Here Say: Your Stories about Transformation, Told at JT's Cutz
Here Say is a project in community storytelling. We travel to a new place each week and ask people to share true stories about things we all experience: love, family, learning and more. To see where we've been, check out our interactive map. And to hear your favorite stories from last season, you can find our free podcast on iTunes.
We met Jermon Lambert Sr., who told us about how a change of scenery helped him and his family of seven.
“I spent roughly the last 12 years in Wichita, Kansas. So I moved here with the hope that things would be better for me than what they were. And I mean it really has. I love it. I’ve never been in the situation I am now, and been able to provide for my family with just doing barbering. So there’s been a change that I recognize that has been for the better.”
We met Oluwaseun Olaleye, who came to America from Nigeria when he was only eight years old.
“It was a different cultural experience because people were just different. And it was my first time seeing snow, also. The food was different, the way people talked was different. It was just a different culture. It’s been a life-changing experience.”
Cadilac Derrick told us about how a tragic accident has affected his whole family.
“We drove to Chicago in my car. It was time to leave, and the car wouldn’t start. So we had to come up with a different way to get home and I had to leave my car. I get back home to Missouri, my brother he comes to visit. And then when it was time for him to leave he says “Hey bro, can I buy that car from you that you left in Chicago?” So I sell him the car. He gets the car fixed at a shop in Chicago, and somebody had done something wrong to where the accelerator had some type of glitch in it. So when my brother had left the shop and was on the highway, the car started accelerating but it wouldn’t stop. And they had no other choice but to jump out the car on the highway while it was speeding. My brother, he actually broke his spinal cord and he’s paralyzed to this day. And now we have to pretty much to do everything for him and it’s changed everyone’s life around me.”
Maurice Strickland told us about how the barbershop found a new home.
“Our customer flow got too much for Parquet Plaza. We had to relocate twice in the last two years just to find a place that would accept a lot of black males at one time, I’ll say it like that. I’m not saying it was a racist thing, it’s just what we had to go through. We’ve been here for two years now. We’re kind of glad it happened that way. Really, I mean it’s the landlord. He let us make money, I’d say, without a hassle. He’s a good guy.
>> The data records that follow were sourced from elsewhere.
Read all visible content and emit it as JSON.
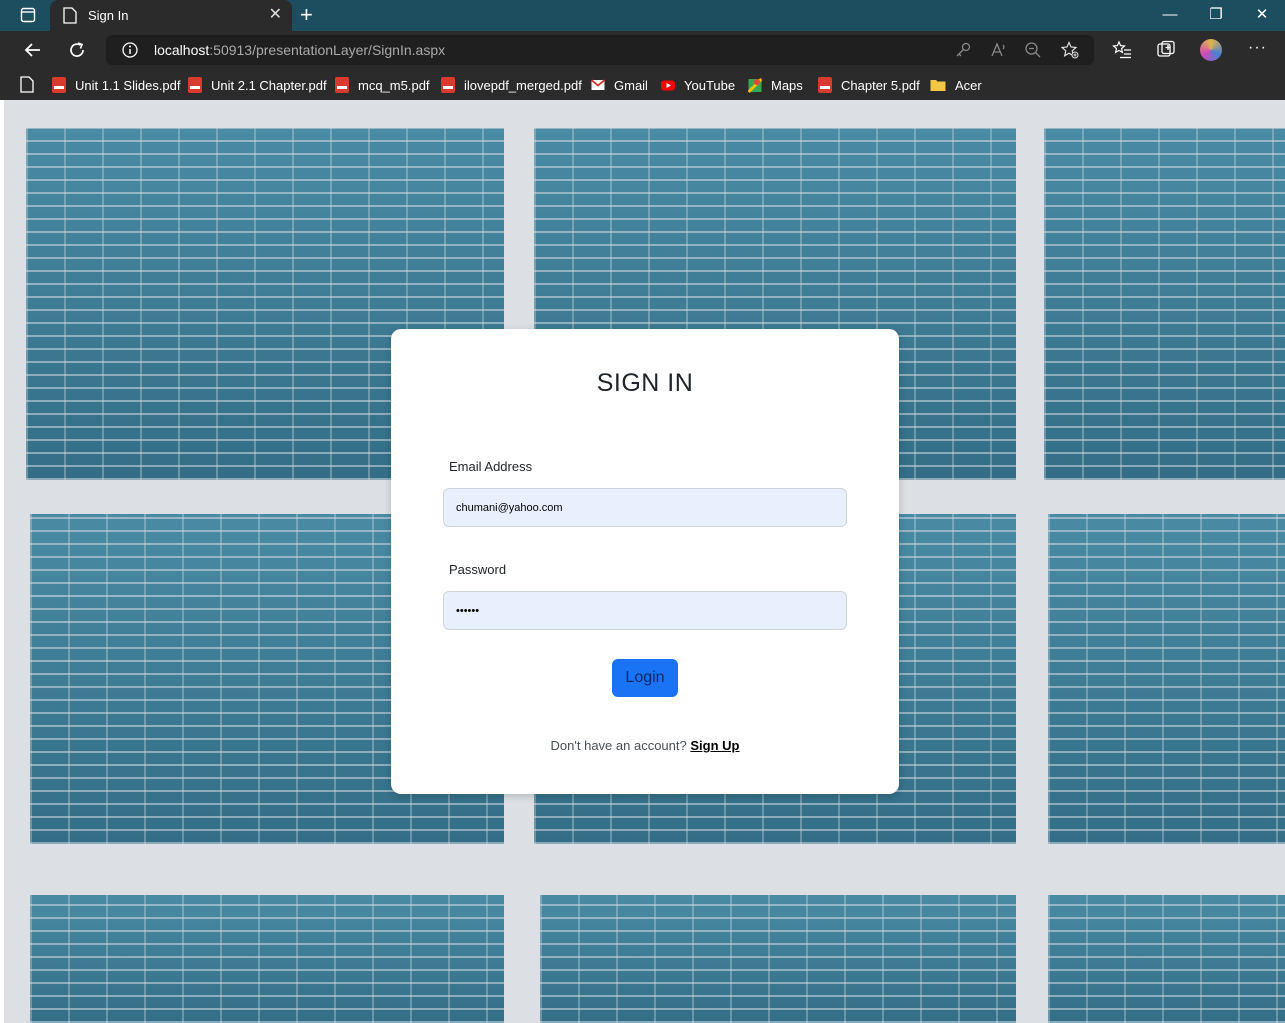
{
  "browser": {
    "tab_title": "Sign In",
    "tab_close": "✕",
    "new_tab": "+",
    "url_host": "localhost",
    "url_rest": ":50913/presentationLayer/SignIn.aspx",
    "window_controls": {
      "minimize": "—",
      "restore": "❐",
      "close": "✕"
    },
    "more_menu": "···"
  },
  "bookmarks": [
    {
      "label": "Unit 1.1 Slides.pdf",
      "icon": "pdf-icon"
    },
    {
      "label": "Unit 2.1 Chapter.pdf",
      "icon": "pdf-icon"
    },
    {
      "label": "mcq_m5.pdf",
      "icon": "pdf-icon"
    },
    {
      "label": "ilovepdf_merged.pdf",
      "icon": "pdf-icon"
    },
    {
      "label": "Gmail",
      "icon": "gmail-icon"
    },
    {
      "label": "YouTube",
      "icon": "youtube-icon"
    },
    {
      "label": "Maps",
      "icon": "maps-icon"
    },
    {
      "label": "Chapter 5.pdf",
      "icon": "pdf-icon"
    },
    {
      "label": "Acer",
      "icon": "folder-icon"
    }
  ],
  "form": {
    "title": "SIGN IN",
    "email_label": "Email Address",
    "email_value": "chumani@yahoo.com",
    "password_label": "Password",
    "password_value": "••••••",
    "login_label": "Login",
    "signup_prompt": "Don't have an account? ",
    "signup_link": "Sign Up"
  },
  "colors": {
    "titlebar": "#1d4e5f",
    "toolbar": "#2b2b2b",
    "brick": "#3f7f99",
    "mortar": "#dcdfe3",
    "login_button": "#1a73f5",
    "input_bg": "#e8f0fe"
  }
}
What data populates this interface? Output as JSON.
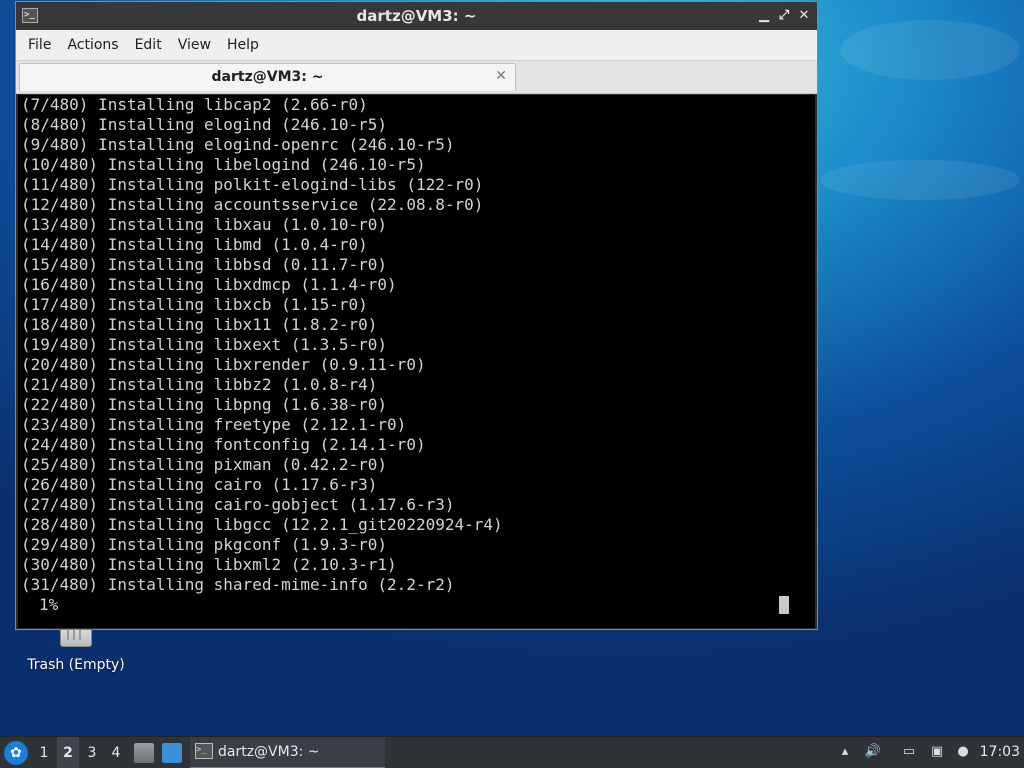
{
  "desktop": {
    "trash_label": "Trash (Empty)"
  },
  "window": {
    "title": "dartz@VM3: ~",
    "controls": [
      "minimize",
      "maximize",
      "close"
    ],
    "menu": [
      "File",
      "Actions",
      "Edit",
      "View",
      "Help"
    ],
    "tab_label": "dartz@VM3: ~",
    "terminal_lines": [
      "(7/480) Installing libcap2 (2.66-r0)",
      "(8/480) Installing elogind (246.10-r5)",
      "(9/480) Installing elogind-openrc (246.10-r5)",
      "(10/480) Installing libelogind (246.10-r5)",
      "(11/480) Installing polkit-elogind-libs (122-r0)",
      "(12/480) Installing accountsservice (22.08.8-r0)",
      "(13/480) Installing libxau (1.0.10-r0)",
      "(14/480) Installing libmd (1.0.4-r0)",
      "(15/480) Installing libbsd (0.11.7-r0)",
      "(16/480) Installing libxdmcp (1.1.4-r0)",
      "(17/480) Installing libxcb (1.15-r0)",
      "(18/480) Installing libx11 (1.8.2-r0)",
      "(19/480) Installing libxext (1.3.5-r0)",
      "(20/480) Installing libxrender (0.9.11-r0)",
      "(21/480) Installing libbz2 (1.0.8-r4)",
      "(22/480) Installing libpng (1.6.38-r0)",
      "(23/480) Installing freetype (2.12.1-r0)",
      "(24/480) Installing fontconfig (2.14.1-r0)",
      "(25/480) Installing pixman (0.42.2-r0)",
      "(26/480) Installing cairo (1.17.6-r3)",
      "(27/480) Installing cairo-gobject (1.17.6-r3)",
      "(28/480) Installing libgcc (12.2.1_git20220924-r4)",
      "(29/480) Installing pkgconf (1.9.3-r0)",
      "(30/480) Installing libxml2 (2.10.3-r1)",
      "(31/480) Installing shared-mime-info (2.2-r2)"
    ],
    "progress": "1%"
  },
  "taskbar": {
    "workspaces": [
      "1",
      "2",
      "3",
      "4"
    ],
    "active_workspace": "2",
    "task_label": "dartz@VM3: ~",
    "clock": "17:03",
    "accent": "#3a8fd6"
  }
}
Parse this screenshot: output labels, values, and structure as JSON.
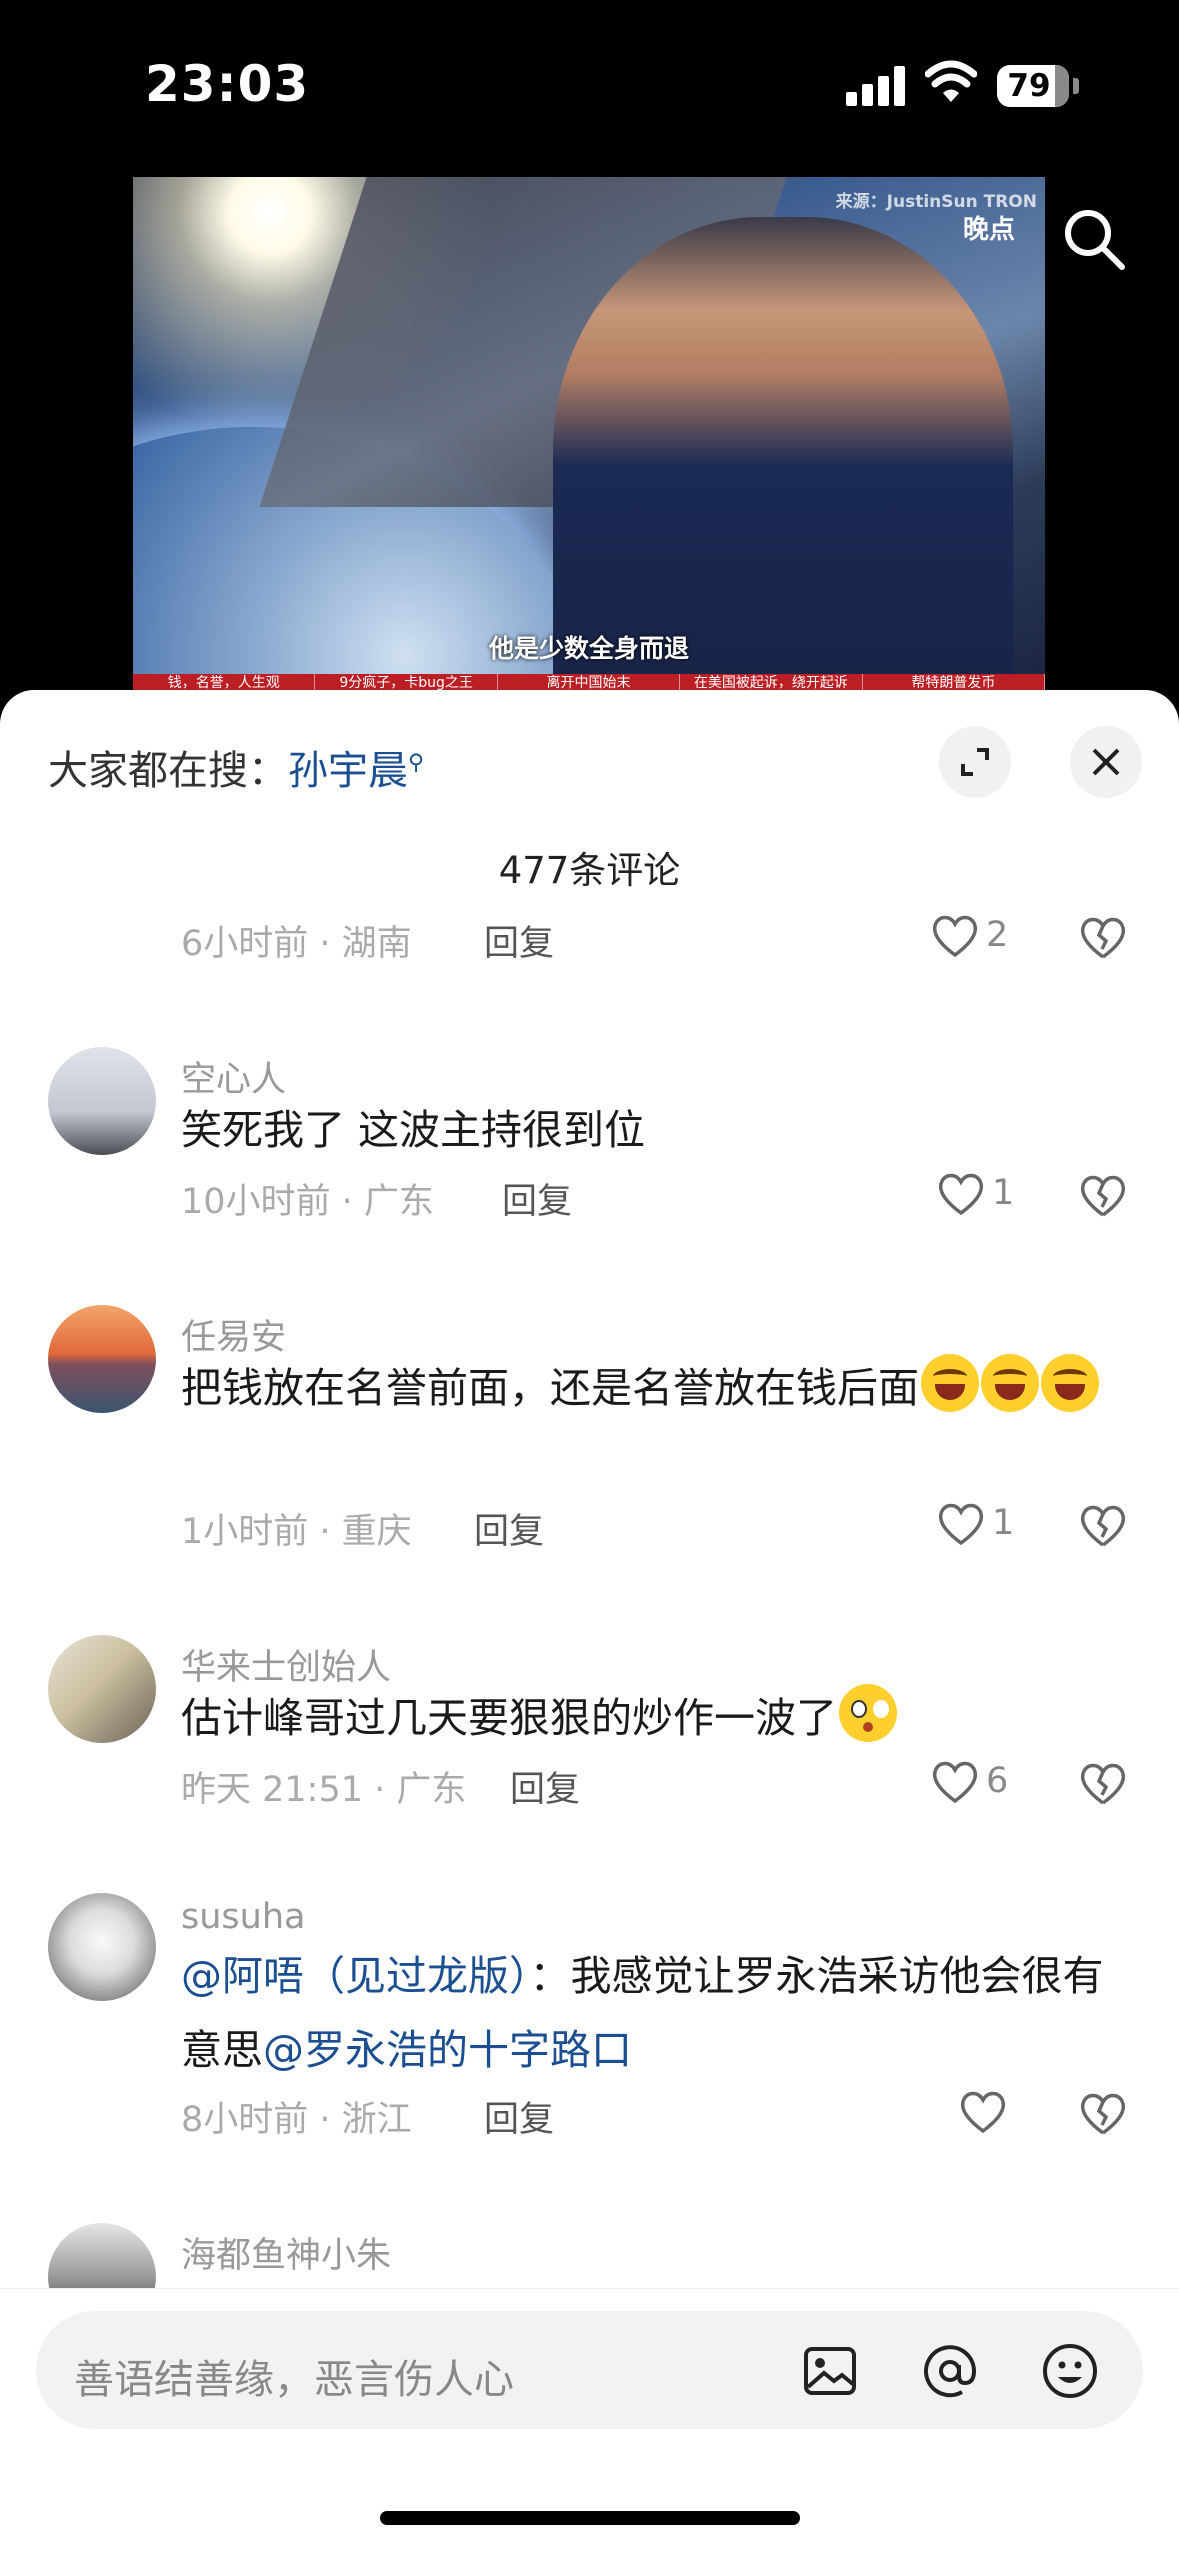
{
  "status_bar": {
    "time": "23:03",
    "battery": "79"
  },
  "video": {
    "source": "来源：JustinSun TRON",
    "brand": "晚点",
    "subtitle": "他是少数全身而退",
    "ticker": [
      "钱，名誉，人生观",
      "9分疯子，卡bug之王",
      "离开中国始末",
      "在美国被起诉，绕开起诉",
      "帮特朗普发币"
    ]
  },
  "panel": {
    "hot_search_prefix": "大家都在搜：",
    "hot_search_keyword": "孙宇晨",
    "comment_count": "477条评论"
  },
  "comments": [
    {
      "time_location": "6小时前 · 湖南",
      "reply_label": "回复",
      "likes": "2"
    },
    {
      "username": "空心人",
      "text": "笑死我了 这波主持很到位",
      "time_location": "10小时前 · 广东",
      "reply_label": "回复",
      "likes": "1"
    },
    {
      "username": "任易安",
      "text": "把钱放在名誉前面，还是名誉放在钱后面",
      "time_location": "1小时前 · 重庆",
      "reply_label": "回复",
      "likes": "1"
    },
    {
      "username": "华来士创始人",
      "text": "估计峰哥过几天要狠狠的炒作一波了",
      "time_location": "昨天 21:51 · 广东",
      "reply_label": "回复",
      "likes": "6"
    },
    {
      "username": "susuha",
      "mention": "@阿唔（见过龙版）",
      "text": "：我感觉让罗永浩采访他会很有意思",
      "mention2": "@罗永浩的十字路口",
      "time_location": "8小时前 · 浙江",
      "reply_label": "回复",
      "likes": ""
    },
    {
      "username": "海都鱼神小朱"
    }
  ],
  "input": {
    "placeholder": "善语结善缘，恶言伤人心"
  },
  "icons": [
    "signal-icon",
    "wifi-icon",
    "battery-icon",
    "search-icon",
    "expand-icon",
    "close-icon",
    "heart-icon",
    "broken-heart-icon",
    "image-icon",
    "at-icon",
    "emoji-icon"
  ]
}
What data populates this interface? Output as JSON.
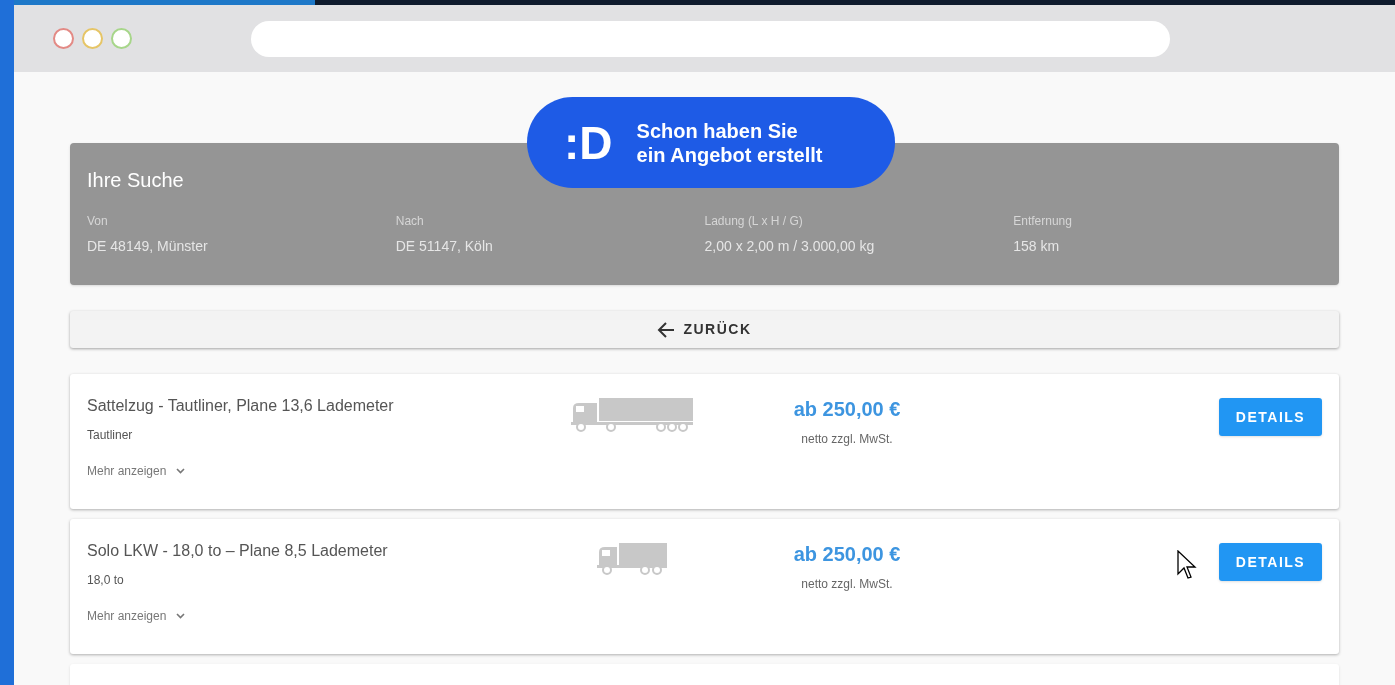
{
  "badge": {
    "mark": ":D",
    "text_lines": [
      "Schon haben Sie",
      "ein Angebot erstellt"
    ]
  },
  "search_summary": {
    "title": "Ihre Suche",
    "fields": [
      {
        "label": "Von",
        "value": "DE 48149, Münster"
      },
      {
        "label": "Nach",
        "value": "DE 51147, Köln"
      },
      {
        "label": "Ladung (L x H / G)",
        "value": "2,00 x 2,00 m / 3.000,00 kg"
      },
      {
        "label": "Entfernung",
        "value": "158 km"
      }
    ]
  },
  "back_button": {
    "label": "ZURÜCK"
  },
  "offers": [
    {
      "title": "Sattelzug - Tautliner, Plane 13,6 Lademeter",
      "subtitle": "Tautliner",
      "more": "Mehr anzeigen",
      "vehicle": {
        "kind": "semitrailer"
      },
      "price": "ab 250,00 €",
      "price_note": "netto zzgl. MwSt.",
      "button": "DETAILS"
    },
    {
      "title": "Solo LKW - 18,0 to – Plane 8,5 Lademeter",
      "subtitle": "18,0 to",
      "more": "Mehr anzeigen",
      "vehicle": {
        "kind": "rigid"
      },
      "price": "ab 250,00 €",
      "price_note": "netto zzgl. MwSt.",
      "button": "DETAILS"
    }
  ]
}
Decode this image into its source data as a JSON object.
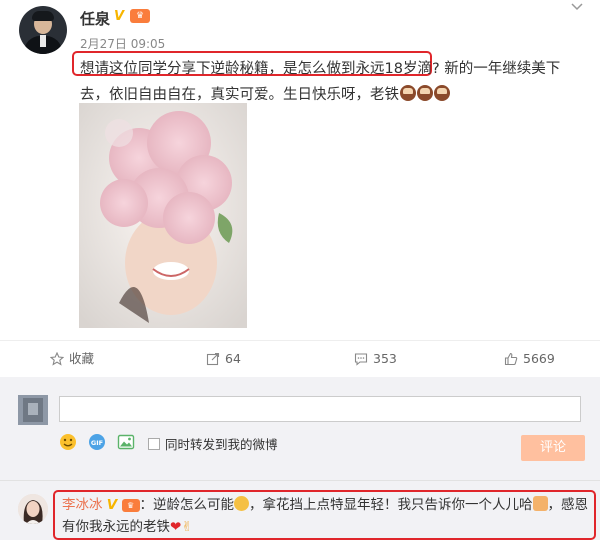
{
  "post": {
    "username": "任泉",
    "vip_badge": "V",
    "member_badge": "会员",
    "timestamp": "2月27日 09:05",
    "highlighted_text": "想请这位同学分享下逆龄秘籍，是怎么做到永远18岁滴?",
    "text_rest": " 新的一年继续美下去，依旧自由自在，真实可爱。生日快乐呀，老铁",
    "cake_emojis": [
      "cake-icon",
      "cake-icon",
      "cake-icon"
    ]
  },
  "actions": {
    "favorite_label": "收藏",
    "repost_count": "64",
    "comment_count": "353",
    "like_count": "5669"
  },
  "comment_box": {
    "placeholder": "",
    "forward_label": "同时转发到我的微博",
    "submit_label": "评论"
  },
  "reply": {
    "name": "李冰冰",
    "vip_badge": "V",
    "member_badge": "会员",
    "part1": "：逆龄怎么可能",
    "part2": "，拿花挡上点特显年轻！我只告诉你一个人儿哈",
    "part3": "，感恩有你我永远的老铁"
  },
  "colors": {
    "accent_orange": "#fa7d3c",
    "highlight_red": "#e0262b",
    "link_orange": "#eb7350",
    "vip_gold": "#f7b500"
  }
}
We don’t get harassed, we just come to work and go home. Makes you want to come to work now.”
Devin Jones told us about how he’s had to adapt to brand new social norms – twice.
“So after getting incarcerated like several times back to back, I don’t know, I guess I figured out that the way to function in society seems to be the opposite of the ways that I learned to survive in prison. I had become so accustomed to the ways of an inmate. Now I’m attending school for business administration.”
Daniel Cappuccitti told us about how his engagement has him looking forward to a new chapter in his life.
“We were dating for about 3 months now, and then just this past weekend I asked her to marry me in St. Louis on Valentine’s Day. So that was a huge change for me. I have no kids but she has some so I’m a stepdad now. Which I love, I love kids and stuff.”